This is something that can be very interesting for comparative purposes: traditional Samaritan drawing of the Tabernacle. This image is from this Samaritan(?) web site that I can recommend to check out as it contains other interesting information.
This is, of'course, just one of several existing drawings and it is also of the schematic nature. However, it does provide a different perspective on the subject of the Tabernacle from the point of view of this ancient Hebrew sect.
To supplement this image, check out this article "The Sanctuary and Holy Vessels in Samaritan Art" by James Purvis that provides more comprehensive information, although in a written form.
Here is the short excerpt with the most interesting facts:
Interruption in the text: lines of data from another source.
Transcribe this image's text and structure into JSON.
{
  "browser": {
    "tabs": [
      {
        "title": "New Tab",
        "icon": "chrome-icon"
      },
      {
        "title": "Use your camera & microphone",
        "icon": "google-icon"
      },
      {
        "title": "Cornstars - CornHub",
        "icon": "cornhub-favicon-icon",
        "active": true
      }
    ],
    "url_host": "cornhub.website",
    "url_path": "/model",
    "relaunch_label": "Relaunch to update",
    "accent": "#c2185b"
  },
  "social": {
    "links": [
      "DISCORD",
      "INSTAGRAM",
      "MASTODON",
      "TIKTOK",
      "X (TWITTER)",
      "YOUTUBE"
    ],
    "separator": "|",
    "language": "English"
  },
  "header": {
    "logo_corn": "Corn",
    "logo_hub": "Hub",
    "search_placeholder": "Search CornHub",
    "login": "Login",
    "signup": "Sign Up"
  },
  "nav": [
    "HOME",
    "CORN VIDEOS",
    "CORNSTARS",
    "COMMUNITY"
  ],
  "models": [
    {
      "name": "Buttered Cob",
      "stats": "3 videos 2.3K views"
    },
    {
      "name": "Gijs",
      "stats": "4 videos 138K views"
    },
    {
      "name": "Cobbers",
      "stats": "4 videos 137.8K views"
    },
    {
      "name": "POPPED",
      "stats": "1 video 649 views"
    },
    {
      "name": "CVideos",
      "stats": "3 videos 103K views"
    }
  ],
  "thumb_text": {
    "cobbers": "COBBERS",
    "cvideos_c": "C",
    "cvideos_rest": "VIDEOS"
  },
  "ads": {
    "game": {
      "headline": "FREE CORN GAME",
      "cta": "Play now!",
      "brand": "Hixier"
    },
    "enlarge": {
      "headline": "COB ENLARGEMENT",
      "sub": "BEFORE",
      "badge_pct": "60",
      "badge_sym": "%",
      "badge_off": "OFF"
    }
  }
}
"Firstly, some Samaritan representations of the vessels-what they were, how they looked-differ from traditional Jewish views. I note as one example the following case: Jacob ben Aaron depicts two pairs of double-handled vases or pots, labeled mizraq and mazleg, showing one pair on each side of the altar. These vessels are mentioned in Exodus 38:3 as among a category of implements belonging to the altar, but are usually translated "basins and forks": He made all the utensils of the altar, the pots, the shovels, the basins, the forks, and the firepans; all its utensils he made of bronze (NRSV).The mizraq is mentioned frequently in biblical Hebrew as a bowl or basin. But the mazleg (or mizlagah) is usually identified as a fork or fleshhook, (as, for example, 1 Sam 2:13-14, where a three-pronged fork appears to be indicated).Some Samaritan depictions are in agreement with Jewish traditions. For example, as previously noted, the Rev. Samuel Manning published in the late nineteenth century a pen-sketch of the drawing of the tabernacle and vessels depicted on the metal Torah case of the Abisha scroll. In his comments, Manning noted that the location of the door to the tent of meeting, on the right-hand side rather than in the center, was "as the Talmud describes it", and that the peculiar shape of the curved or bent trumpet, "may throw some light upon a question much debated amongst students of the Talmud".Scholars are often hopeful that new information will resolve or clarify old problems. Whether this might be the case with the Samaritan drawings of the vessels remains to be seen. I do note, however, the following Samaritan depictions, which may be compared positively with some ancient Jewish traditions.
The Base of the Altar. At the base of the altar is a rounded mound identified in Jacob ben Aaron's drawing as 'aphar, "dust". This may imply that the altar rested on a mound of dirt, or it may allude to the ashes which had accumulated there. Here it is worth considering a statement which appears in Josephus' description of the altar (Antiquities III 149): "The ground was in fact the receptacle for all burning fuel that fell from the brazier, the base not extending beneath the whole of its surface".The Priest's Vestment. The vestment is shown with sleeves in Jacob ben Uzzi's drawing. It is my opinion that the stylized depiction in Jacob ben Aaron's drawings also contains sleeves. (A similar depiction is found in the older, seventh century drawing.) Interestingly, sleeves are not mentioned in the description of the priestly garments in Exodus 28:14, but they are in Josephus (Antiquities m 162).The Containers on the Table of Showbread. The variety of types of containers on the table in the Samaritan drawings suggests that not all were regarded as having been used for the same purpose, for bread. One may compare here the tradition preserved in Josephus (Antiquities III 143, 256), that two golden cups filled with frankincense were placed on the table above the bread. Two small cups appear also on the table of showbread depicted on the Arch of Titus."